susan has talked about her favorite artists a few times, mostly 19th century illustrators like Edmund Dulac, Arthur Rackham, Maxfield Parrish, Kay Nielson and their ilk. You know, those namby-pamby Romanticists and Orientalists. She actually likes that stuff but everybody seems to need some form of escapism and that's hers when it comes to sources of inspiration. Go for whatever makes you feel better as long as it hurts nobody else has always been my philosophy.

I also have a favorite artist - Ralph Steadman. You may remember Ralph and the fabulous journeys where he accompanied our old and now departed friend, Gonzo journalist Hunter S. Thompson. It's impossible to talk about one of them without the other since their individual genius was multiply enhanced by their association. They first met in 1970 at the Kentucky Derby when Ralph had been hired to illustrate Thompson's article for Scanlan's Monthly:

'Looking down from the press box, I pointed to the huge grassy meadow enclosed by the track. “That whole thing,” I said, “will be jammed with people; fifty thousand or so, and most of them staggering drunk. It’s a fantastic scene–thousands of people fainting, crying, copulating, trampling each other and fighting with broken whiskey bottles. We’ll have to spend some time out there, but it’s hard to move around, too many bodies.”

“Is it safe out there?” Will we ever come back?”

Poor Ralph. The United States was quite a shock to his system at first.

Less an article about racing and more about public debauchery and greed the story and illustrations led to a long partnership where they examined the end results of following the American Dream™ to its logical conclusion. The most famous of their collaborations into the heart of darkness that is the American Empire™ was Fear and Loathing in Las Vegas. After Fear and Loathing on the Campaign Trail Ralph had seen enough of Gonzo America for a while so stayed safely in England and waited for the Vegas notes before commencing his drawings. (If you haven't read the book the movie is pretty good.)
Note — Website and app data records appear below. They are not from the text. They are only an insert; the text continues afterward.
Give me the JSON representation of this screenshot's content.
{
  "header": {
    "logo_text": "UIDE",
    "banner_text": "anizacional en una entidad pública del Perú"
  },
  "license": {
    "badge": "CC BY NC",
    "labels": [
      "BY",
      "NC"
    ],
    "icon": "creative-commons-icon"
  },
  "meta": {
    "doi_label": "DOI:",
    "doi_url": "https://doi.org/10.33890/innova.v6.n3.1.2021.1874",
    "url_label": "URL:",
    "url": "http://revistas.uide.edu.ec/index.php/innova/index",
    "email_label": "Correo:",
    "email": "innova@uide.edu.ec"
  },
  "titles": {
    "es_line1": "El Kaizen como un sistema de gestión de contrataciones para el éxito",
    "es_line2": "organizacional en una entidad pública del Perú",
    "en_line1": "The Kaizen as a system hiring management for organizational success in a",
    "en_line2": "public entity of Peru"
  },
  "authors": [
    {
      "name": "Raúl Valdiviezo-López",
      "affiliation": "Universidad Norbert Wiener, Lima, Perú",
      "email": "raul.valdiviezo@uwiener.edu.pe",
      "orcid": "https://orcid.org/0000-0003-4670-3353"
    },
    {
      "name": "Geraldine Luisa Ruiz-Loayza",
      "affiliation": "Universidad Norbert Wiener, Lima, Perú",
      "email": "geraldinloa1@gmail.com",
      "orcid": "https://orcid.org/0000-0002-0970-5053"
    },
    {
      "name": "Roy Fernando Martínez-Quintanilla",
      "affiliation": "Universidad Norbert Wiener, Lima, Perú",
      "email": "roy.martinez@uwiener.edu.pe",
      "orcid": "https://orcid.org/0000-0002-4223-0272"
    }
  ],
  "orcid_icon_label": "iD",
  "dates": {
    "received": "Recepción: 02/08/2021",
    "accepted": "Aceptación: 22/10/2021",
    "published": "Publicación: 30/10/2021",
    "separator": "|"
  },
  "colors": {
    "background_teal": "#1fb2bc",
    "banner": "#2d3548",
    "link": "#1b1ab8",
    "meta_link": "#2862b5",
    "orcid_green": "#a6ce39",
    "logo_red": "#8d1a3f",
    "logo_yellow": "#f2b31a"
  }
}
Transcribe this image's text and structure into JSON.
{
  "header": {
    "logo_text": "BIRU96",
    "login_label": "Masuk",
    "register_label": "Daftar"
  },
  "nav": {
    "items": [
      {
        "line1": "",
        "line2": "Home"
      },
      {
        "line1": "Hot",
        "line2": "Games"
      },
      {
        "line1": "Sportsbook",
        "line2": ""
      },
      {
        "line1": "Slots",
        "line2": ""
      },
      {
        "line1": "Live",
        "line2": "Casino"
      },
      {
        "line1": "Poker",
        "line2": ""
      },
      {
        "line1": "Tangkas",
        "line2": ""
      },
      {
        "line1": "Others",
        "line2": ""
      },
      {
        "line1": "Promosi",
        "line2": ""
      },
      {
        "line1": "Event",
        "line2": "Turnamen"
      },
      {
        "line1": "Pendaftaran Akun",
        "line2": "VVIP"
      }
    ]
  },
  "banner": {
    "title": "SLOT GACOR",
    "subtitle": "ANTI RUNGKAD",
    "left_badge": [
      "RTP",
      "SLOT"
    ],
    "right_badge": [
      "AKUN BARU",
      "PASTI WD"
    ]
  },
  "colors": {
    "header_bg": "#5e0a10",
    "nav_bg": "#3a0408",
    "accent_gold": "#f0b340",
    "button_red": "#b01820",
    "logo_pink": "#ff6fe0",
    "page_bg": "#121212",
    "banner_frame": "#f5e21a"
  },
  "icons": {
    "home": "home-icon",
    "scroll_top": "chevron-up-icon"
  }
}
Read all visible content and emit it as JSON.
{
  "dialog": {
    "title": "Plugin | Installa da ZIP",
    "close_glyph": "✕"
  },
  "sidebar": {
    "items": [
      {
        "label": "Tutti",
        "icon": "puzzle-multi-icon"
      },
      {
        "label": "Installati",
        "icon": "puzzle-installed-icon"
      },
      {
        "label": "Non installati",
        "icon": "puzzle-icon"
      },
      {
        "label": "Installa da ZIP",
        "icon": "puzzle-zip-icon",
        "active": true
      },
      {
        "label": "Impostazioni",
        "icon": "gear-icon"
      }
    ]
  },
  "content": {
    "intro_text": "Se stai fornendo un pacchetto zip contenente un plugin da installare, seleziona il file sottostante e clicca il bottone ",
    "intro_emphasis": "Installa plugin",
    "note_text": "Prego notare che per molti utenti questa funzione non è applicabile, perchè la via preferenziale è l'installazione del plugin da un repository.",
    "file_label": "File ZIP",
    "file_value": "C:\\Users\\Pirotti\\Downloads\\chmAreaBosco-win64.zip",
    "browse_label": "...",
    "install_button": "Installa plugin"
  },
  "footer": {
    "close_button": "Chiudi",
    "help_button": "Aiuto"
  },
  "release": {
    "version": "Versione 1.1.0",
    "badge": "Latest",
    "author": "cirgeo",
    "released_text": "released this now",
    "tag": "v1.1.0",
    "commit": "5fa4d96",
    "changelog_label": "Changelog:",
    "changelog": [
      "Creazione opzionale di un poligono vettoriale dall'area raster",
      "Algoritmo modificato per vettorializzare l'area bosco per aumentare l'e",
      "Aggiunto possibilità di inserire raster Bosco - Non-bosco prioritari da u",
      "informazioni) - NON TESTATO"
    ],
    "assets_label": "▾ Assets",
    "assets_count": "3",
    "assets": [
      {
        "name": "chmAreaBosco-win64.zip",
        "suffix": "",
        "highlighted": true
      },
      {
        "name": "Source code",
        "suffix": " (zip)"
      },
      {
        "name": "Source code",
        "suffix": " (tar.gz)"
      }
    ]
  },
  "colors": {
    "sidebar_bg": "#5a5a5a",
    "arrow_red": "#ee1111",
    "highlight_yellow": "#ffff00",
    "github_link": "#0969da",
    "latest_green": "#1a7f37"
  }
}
Here we are decades on recalling that just a year ago everybody was taking the imminent death of the Republican party for granted but look at it now. With the help of Rush Limbaugh and associates in the MSM™ the crazies have erupted into vile and inexcusable displays of hatred and ignorance. Birthers and tea baggers are attacking health care reform even as they head to car lots to exchange their clunkers for cash. The cars they'd owned will be destroyed and they'll still owe thousands for the new ones. What sort of insanity is it when people seethe about the idea of a moderate heath care package while showing no awareness of the monstrous theft perpetrated by the financial industry? No wonder the smart boys over at Goldman Sachs, Bank of America, Morgan Stanley and the Federal Reserve figure they at least know what to do with the money they've stolen. Have you seen the yachts they're selling these days?

The media is broken but Dr. Gonzo told us that years ago. I'm not one for recommending movies to people but it was fun hanging out with some old birds in the branches of an oak grove watching Breakfast With Hunter a couple of years ago. I'd give it two pinfeathers up but maybe you should put the children to bed before watching it.

Sunday, August 2, 2009

mr. pup goes om

His friends have always treated him well, but he's an old dog now and a bit tired, so he's retired to his favorite spot to prepare for his last trip. This time he won't be walking; he'll be riding in style.

As a good friend of mine said recently, 'Om is where the kibble is.'

This is the latest of the silk bags - 7x9", painted, steamed, quilted with a few beads for extra sparkle, a pair of 30" ties and finally all stitched together today. I thought it would be fun to try something a bit different and cartoony and so it was but for getting slowed down by weather too hot for doing much of anything. Please try a close-up look and tell me what you think.

btw: Here's the best poster I've seen recently that describe my feelings about our current leadership from one of my favorite magazines - Adbusters.

'It is no measure of health to be well adjusted to a profoundly sick society.'

J. Krishnamurti